- TASK TO CARRY OUT
In the entries below, every line that contains "equations" must be located and copied.

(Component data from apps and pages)
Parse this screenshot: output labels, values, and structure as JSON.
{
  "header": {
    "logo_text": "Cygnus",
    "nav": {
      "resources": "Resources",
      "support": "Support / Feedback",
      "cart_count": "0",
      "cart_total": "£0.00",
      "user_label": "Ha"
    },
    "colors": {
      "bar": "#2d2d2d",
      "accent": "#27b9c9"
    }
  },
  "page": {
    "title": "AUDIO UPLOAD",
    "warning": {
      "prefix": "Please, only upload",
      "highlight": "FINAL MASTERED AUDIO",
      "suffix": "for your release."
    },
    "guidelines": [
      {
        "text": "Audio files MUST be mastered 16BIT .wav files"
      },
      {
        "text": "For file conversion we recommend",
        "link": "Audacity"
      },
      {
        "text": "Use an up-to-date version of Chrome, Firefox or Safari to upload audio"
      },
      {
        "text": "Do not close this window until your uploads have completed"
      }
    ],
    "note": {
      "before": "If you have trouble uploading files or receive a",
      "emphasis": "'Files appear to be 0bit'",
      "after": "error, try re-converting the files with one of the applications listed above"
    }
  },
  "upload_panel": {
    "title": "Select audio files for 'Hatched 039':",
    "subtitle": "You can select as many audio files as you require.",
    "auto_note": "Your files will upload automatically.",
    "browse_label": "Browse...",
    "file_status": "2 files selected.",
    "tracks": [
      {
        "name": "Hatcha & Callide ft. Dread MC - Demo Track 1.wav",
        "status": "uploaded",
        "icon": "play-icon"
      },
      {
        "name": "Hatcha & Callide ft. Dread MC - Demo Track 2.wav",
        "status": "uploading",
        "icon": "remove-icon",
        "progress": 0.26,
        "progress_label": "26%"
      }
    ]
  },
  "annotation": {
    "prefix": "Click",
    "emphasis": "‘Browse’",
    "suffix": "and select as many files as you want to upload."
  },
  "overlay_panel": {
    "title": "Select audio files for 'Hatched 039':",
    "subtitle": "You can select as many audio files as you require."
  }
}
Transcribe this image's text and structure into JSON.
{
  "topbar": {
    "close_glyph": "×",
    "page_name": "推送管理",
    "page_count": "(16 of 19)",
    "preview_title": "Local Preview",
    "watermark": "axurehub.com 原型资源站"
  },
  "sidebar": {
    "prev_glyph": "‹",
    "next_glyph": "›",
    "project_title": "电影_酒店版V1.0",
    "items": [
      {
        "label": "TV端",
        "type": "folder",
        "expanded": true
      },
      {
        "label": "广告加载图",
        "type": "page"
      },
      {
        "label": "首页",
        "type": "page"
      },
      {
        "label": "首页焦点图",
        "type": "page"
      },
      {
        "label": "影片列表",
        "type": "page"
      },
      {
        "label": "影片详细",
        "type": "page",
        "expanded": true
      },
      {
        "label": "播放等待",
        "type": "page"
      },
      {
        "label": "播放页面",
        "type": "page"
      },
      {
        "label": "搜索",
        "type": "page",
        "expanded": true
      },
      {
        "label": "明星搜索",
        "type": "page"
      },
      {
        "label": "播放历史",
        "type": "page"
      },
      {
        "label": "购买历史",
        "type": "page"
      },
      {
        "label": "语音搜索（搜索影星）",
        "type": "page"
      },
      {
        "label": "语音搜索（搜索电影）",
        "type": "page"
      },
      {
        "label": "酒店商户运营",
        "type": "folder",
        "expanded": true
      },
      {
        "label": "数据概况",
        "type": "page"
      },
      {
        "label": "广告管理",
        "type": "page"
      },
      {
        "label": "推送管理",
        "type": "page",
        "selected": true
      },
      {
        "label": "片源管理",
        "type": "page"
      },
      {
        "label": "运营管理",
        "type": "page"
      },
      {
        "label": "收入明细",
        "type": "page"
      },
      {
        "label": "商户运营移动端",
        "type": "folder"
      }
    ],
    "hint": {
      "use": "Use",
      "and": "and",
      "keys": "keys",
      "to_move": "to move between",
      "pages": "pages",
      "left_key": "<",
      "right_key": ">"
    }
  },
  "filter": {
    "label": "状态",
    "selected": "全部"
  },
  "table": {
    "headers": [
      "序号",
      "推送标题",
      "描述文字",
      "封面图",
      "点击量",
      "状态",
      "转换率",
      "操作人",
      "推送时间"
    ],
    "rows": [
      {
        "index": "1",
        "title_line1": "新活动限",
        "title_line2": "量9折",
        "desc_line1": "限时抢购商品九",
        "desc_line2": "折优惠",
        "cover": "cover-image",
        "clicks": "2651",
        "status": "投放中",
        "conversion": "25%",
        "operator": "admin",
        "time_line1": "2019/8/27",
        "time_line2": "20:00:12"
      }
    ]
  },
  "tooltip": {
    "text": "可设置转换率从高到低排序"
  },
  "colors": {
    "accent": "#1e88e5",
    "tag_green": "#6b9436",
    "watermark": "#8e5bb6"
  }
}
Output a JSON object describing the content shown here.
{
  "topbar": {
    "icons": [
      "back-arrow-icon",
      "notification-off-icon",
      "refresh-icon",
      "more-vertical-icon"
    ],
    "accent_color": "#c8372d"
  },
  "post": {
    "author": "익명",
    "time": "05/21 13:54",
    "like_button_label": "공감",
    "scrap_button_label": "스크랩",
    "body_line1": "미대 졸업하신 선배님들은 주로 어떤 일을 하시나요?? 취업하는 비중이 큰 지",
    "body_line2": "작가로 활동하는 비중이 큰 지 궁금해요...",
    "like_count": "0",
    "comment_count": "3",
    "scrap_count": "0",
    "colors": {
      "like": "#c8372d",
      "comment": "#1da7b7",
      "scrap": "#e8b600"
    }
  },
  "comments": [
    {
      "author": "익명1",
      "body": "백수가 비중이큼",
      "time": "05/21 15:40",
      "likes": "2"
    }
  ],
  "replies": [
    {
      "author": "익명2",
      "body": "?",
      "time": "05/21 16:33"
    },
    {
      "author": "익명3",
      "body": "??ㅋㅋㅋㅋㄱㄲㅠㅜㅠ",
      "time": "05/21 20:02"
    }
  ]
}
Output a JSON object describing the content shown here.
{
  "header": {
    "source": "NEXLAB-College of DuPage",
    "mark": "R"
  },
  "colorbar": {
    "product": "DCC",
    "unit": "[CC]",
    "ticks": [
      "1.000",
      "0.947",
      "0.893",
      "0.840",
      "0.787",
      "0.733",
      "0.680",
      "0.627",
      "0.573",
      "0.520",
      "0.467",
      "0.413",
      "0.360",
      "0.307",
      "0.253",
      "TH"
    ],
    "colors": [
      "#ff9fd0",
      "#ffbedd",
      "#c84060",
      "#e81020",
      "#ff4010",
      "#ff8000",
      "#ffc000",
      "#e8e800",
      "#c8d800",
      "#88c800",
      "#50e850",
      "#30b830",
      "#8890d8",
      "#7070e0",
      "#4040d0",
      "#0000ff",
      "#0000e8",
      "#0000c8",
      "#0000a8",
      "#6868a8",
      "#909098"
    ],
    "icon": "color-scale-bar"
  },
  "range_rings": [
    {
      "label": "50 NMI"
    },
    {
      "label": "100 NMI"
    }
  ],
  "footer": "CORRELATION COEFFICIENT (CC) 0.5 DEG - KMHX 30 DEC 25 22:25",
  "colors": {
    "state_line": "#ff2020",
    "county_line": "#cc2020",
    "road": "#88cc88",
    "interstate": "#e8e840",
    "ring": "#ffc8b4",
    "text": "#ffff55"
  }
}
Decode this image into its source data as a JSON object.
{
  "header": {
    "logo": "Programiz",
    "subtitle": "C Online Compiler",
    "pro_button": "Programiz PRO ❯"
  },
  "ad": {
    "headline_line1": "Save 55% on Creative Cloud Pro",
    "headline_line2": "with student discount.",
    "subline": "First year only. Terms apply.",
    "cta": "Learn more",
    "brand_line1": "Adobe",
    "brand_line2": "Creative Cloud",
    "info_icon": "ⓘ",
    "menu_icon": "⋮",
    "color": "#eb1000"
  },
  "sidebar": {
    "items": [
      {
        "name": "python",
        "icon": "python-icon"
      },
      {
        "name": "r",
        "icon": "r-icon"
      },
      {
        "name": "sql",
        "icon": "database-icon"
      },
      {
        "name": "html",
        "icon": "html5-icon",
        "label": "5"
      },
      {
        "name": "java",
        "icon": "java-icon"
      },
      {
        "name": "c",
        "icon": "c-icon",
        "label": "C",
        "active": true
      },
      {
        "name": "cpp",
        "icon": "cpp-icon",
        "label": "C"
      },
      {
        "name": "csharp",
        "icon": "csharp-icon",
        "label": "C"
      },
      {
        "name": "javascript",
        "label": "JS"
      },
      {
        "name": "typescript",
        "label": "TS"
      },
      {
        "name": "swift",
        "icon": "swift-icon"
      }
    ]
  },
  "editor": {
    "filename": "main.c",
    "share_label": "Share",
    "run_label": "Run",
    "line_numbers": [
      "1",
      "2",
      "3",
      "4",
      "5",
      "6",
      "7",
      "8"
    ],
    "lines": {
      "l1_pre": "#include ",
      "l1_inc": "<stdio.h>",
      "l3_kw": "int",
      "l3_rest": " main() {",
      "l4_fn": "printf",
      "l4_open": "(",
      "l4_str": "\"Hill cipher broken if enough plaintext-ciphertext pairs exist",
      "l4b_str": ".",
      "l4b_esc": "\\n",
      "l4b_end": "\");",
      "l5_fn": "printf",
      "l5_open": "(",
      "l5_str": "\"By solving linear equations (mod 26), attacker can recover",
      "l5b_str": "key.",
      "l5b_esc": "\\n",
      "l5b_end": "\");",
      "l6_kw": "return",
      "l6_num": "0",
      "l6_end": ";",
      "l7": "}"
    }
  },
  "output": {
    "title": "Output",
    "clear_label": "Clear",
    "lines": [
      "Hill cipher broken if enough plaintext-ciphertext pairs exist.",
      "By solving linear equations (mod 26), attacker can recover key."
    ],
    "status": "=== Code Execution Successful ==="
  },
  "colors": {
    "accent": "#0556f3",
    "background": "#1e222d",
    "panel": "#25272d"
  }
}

- PROBLEM SOLUTION
      "l5_str": "\"By solving linear equations (mod 26), attacker can recover",
      "By solving linear equations (mod 26), attacker can recover key."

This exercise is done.